One question that has never been satisfactorily answered by this series is why do they hate us so much?. I understand it’s to give the show a Bible level mythological theme to hang from, but still, why not just go off on their own and leave us (humanity) behind? Having watched Caprica and the story of the teenage girl who plays a role in the creation of autonomous artificial intelligence in the Cylons, I am still seeking a satisfying answer to this query. Are we supposed to think the Cylon’s hatred of us is part of their DNA because a teenage girl had a frakked up relationship with her parents that leads to all this destruction and war? That notion strikes me as a little silly.
Caprica (2010-2011), of course, was the short-lived spinoff prequel to The Battlestar Galactica reboot that was an odd blend of Ronald D. Moore heavy-handed style of melodrama. It was about a dysfunctional family, the Greystones, that were the face of an industrial empire that first created the Cylon prototypes, that later came back as the mortal enemies of the humans that created them.
Also, the series dwelt on the early life of a young William Adama who of course later became one the only serving admirals of the surviving humans military in its desperate fight for survival against the Cylons, this aspect of the series introduced a sort of gritty tale reminiscent of The Godfather series of stories by Mario Puzo. Framed by the conflict between the Adamas and the Graystones over the resurrection of loved ones lost in an act of terrorism, the series was meant to explore ethical implications of advances in artificial intelligence and robotics.
In addition to its focus on the two families, the series also had some additional tropes that included a virtual playground, popular with young people, used for hedonistic purposes and role playing. Throw in the virtual mind of his dead daughter, recreated by Greystone, that somehow ends up inside one of the first Cylon prototypes, and some other stuff about a religious cult, and you have a real strange mix of a show.
So that brings us back to my original question what make the series such an enduring phenomenon? Probably part of it is the primal archetype of its portrayal of war, a theme so deeply ingrained in our collective psyche and DNA it is an inescapable part of the human experience. The stories of heroism, adventure, honor, and betrayal, conflict and cowardice are an integral part of who we are, proven by the ancient myths that tell the story of our time on this planet. As far as the remake goes, part of its success can be attributed to it being simply the perfect time to revisit a story of this kind. Add to that it, its fun, good science fiction, and was very well done, and you have a pop culture iconic event.
I am wondering when we will hear from this series again, and in what form.
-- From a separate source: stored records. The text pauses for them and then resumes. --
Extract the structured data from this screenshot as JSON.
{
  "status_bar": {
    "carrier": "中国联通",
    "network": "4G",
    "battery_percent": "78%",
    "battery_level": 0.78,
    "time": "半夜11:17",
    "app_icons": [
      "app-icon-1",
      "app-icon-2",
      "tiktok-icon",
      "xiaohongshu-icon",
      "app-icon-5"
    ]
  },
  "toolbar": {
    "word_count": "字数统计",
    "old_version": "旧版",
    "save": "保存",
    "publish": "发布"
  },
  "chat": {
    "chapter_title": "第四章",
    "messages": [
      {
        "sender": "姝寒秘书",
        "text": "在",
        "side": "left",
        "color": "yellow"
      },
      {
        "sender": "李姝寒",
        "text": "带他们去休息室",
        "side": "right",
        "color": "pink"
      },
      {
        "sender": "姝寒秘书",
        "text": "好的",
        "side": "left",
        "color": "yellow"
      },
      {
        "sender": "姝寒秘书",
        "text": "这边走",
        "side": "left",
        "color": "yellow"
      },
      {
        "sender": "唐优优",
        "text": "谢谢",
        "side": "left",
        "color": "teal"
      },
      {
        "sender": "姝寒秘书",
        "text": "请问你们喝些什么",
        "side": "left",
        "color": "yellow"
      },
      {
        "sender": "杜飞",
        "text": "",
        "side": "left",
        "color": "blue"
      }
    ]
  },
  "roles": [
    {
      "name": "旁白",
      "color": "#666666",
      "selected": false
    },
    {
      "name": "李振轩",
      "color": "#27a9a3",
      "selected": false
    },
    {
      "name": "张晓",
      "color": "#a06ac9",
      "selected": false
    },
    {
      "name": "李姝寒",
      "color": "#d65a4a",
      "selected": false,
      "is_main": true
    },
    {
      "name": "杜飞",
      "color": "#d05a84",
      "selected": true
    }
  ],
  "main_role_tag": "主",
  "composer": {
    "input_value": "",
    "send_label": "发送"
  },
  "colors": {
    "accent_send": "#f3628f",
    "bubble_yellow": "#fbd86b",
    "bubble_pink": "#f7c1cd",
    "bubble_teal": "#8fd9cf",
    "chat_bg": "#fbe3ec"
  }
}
It has already given birth to the remake, Caprica, and nearly Blood and Chrome also. I don’t think we have heard the last of this series. Something along the lines of a live action Gundam type approach might be fun. Look for it sometime in the future, maybe on tv, in a movie, or right here on earth in our future reality. If that happens we’re frakked.